Discarded artworks have been rescued and renovated for an upcoming exhibition, to raise funds for a local school.
Project Re:make has brought together 12 emerging artists, matching them with 12 abandoned artworks, all of which will be available for viewing and purchase on March 29. The funds will be donated to East Sydney High, a school designed for young students who are marginalised and disengaged from the school system.
Artist Joel Cameron is among those who will showcase their works.
“I am honoured to be a part of a project which is wholesome on so many levels, from recycling to helping disadvantaged kids through the use of art,” he says.
“It is great that Project Re:make has found a way to recycle unloved and abandoned art projects. By giving new life to these recycled artworks we are able to contribute and support the future of the art community.”

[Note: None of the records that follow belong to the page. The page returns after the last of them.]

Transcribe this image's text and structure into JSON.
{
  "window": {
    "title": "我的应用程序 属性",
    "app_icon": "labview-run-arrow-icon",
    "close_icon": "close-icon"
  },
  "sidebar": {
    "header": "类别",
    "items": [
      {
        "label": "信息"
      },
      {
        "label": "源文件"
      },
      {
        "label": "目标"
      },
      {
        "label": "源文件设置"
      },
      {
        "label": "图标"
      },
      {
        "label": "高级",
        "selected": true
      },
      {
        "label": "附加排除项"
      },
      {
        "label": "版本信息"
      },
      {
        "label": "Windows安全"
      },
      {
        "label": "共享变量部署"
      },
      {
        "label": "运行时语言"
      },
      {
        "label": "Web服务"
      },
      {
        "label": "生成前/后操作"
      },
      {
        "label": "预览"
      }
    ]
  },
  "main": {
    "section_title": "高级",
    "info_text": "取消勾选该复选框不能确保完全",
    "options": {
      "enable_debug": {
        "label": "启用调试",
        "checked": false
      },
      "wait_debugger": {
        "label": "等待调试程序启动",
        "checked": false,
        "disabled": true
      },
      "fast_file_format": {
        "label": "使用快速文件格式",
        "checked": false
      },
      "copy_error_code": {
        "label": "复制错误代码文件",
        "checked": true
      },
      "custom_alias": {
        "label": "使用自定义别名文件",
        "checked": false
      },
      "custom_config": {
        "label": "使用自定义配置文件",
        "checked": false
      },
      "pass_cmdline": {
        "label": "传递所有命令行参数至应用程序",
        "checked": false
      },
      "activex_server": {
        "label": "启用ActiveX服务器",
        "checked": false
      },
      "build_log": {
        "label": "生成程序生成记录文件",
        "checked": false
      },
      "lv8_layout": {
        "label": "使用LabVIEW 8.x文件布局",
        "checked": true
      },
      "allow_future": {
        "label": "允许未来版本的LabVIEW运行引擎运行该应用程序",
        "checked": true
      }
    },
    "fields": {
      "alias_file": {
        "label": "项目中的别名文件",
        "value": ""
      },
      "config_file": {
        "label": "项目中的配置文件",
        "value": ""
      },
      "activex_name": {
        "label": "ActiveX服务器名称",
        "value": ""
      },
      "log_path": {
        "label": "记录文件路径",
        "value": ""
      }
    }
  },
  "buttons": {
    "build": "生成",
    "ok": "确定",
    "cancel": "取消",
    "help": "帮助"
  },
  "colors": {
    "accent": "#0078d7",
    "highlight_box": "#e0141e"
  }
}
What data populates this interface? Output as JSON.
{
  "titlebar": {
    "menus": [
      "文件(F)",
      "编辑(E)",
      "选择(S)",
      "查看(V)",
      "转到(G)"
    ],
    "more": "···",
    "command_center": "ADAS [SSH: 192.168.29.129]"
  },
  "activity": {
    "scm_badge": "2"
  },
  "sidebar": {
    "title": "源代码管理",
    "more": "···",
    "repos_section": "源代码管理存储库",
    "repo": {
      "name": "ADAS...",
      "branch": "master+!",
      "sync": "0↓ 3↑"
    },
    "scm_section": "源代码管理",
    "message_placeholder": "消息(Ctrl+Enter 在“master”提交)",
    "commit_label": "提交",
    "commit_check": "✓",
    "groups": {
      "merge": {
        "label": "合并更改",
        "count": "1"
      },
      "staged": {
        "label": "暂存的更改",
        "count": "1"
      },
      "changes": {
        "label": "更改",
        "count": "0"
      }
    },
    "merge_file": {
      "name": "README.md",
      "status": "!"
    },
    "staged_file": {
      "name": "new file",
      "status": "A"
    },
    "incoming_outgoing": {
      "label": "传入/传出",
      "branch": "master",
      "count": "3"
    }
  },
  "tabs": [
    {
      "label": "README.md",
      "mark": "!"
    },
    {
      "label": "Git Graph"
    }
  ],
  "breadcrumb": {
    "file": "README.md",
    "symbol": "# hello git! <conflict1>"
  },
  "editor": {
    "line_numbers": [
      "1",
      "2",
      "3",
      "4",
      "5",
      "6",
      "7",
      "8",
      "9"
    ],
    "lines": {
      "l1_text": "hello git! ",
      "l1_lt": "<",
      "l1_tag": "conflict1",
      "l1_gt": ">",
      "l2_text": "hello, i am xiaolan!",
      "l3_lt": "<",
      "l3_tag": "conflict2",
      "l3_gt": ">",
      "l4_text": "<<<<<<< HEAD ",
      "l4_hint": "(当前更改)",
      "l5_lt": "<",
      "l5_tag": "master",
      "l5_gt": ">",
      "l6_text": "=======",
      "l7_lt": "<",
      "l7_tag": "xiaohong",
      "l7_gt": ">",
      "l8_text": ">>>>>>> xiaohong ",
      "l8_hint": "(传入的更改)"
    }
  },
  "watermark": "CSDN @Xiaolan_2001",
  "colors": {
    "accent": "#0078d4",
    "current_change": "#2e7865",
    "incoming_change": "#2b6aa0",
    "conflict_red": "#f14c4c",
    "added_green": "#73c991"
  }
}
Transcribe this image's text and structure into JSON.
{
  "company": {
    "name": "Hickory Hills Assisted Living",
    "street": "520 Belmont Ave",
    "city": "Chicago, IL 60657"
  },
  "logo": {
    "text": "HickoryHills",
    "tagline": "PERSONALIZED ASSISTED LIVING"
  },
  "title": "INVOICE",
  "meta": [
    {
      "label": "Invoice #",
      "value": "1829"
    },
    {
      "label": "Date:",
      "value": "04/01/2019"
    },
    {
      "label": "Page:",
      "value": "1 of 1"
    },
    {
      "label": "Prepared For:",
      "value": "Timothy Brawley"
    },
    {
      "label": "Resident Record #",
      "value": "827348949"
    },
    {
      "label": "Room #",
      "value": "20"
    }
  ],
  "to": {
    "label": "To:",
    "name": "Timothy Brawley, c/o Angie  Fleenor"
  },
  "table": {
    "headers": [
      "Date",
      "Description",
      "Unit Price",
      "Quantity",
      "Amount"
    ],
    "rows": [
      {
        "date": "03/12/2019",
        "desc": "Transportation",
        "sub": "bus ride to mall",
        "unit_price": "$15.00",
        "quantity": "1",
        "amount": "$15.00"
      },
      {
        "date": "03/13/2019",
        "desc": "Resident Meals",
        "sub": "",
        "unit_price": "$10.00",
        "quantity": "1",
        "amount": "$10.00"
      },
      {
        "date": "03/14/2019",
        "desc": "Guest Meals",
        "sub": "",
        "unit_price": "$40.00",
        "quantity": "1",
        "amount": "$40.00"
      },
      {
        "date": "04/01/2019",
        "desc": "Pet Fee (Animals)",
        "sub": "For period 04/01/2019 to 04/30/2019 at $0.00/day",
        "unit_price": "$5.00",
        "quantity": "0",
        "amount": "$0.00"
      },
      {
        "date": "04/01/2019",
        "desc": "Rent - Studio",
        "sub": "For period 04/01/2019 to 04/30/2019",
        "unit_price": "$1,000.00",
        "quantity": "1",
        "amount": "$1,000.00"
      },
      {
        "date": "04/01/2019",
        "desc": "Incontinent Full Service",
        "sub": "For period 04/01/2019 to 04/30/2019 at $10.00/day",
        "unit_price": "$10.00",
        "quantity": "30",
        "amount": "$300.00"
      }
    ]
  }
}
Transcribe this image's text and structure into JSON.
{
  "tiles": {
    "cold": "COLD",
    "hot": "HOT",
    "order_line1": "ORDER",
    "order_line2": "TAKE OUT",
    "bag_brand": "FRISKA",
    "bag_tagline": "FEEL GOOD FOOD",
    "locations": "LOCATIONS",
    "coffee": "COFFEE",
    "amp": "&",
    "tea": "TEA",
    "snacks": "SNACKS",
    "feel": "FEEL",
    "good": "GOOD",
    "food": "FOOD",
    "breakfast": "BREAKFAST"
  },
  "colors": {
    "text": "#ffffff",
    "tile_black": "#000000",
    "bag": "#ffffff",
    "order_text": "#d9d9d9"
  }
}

Mr Cameron has a background in illustration and sculpture and has transformed a cabinet of mystery for Re:make. He strressed the importance of access to art programs for young people.
“It is a therapeutic form and can be the purest way for people to express their subconscious physically and emotionally.”
East Sydney High has been operating in Darlinghurst since 1976. It offers 10am-2pm educations in Maths, English, History, Science and Geography, as well as project-based work from students’ individual interests.
Principal of East Sydney High, Peter Tattersall,was contacted by Re:make after she saw an article about the school in the Sydney Magazine and thought it would be a good fit with the project.”
“We were more than happy to get involved and Leigh (from Re:make) has since been to the school a number of times to discuss the project and how we can collaborate to get the best outcomes for both the artists and the school,” he says.
“This has been further embraced by one of our teachers, Inga Dalrymple, who also works as an artist and will be represented in the show.”
Mr. Tattersall believes fundraising is important, but more needs to be done to put public schools on a level playing field with private schools.
“The fact is, there is a massive demand for high-end private education and a line of parents willing to pay more exorbitant fees to get what is perceived as a head start. The discussion really needs to be around what type of education environment we want operating in the state,” he says.
“Is the multi-tier system one we are happy with as a community? If not, we need to look not only at funding models, but also teacher training and placement as we target areas that benefit most from the financial and experiential resources available.”
Statistics produced in a recent Productivity Commission report showed private school funding increased higher than the inflation rate each year, with government spending per private school student increasing by 3.4 per cent a year.
Mr Tattersall says: “There is great variety amongst public schools as there is within the private sector and the Productivity Commission faced an uphill battle in accounting for these differences in the broad brush strokes used.”
While private schools get $1.2 million a year more than public schools, funds are coming from all sources including private school fees and other fundraisers. Only 57 per cent is attributed to the government.
Federal MP for Sydney and deputy opposition leader Tanya Plibersek said the report shows we need to do more for those schools that need it most.
“We know that a good education is the best creator of opportunity in our society,” she said.
“Every child, regardless of their socioeconomic circumstances, deserves the right to a top quality education.”
Ms Plibersek argues the Better Schools Reform, initiated by Labor in 2010, needs to be followed and supported by the Abbott government.
“Better Schools gives schools additional funding on the basis of student need. Our plan provided additional funding loadings for disadvantaged students. Need should be the fundamental principle for funding our schools.”
2012 studies show Australia’s educational standing has dropped in the past ten years, with primary school students ranked 27th internationally for reading.
“Public schools are accessible to all, and therefore allow all the opportunity for a great education,” Ms Plibersek said.
“In order to ensure that all of our children have the best chance at life we need to make sure that our public schools are able to deliver the best education possible to their students and that means ensuring they are properly funded.”
Mar 29 & 30, East Sydney High School, 75 William St, Darlinghurst, free, projectremake.org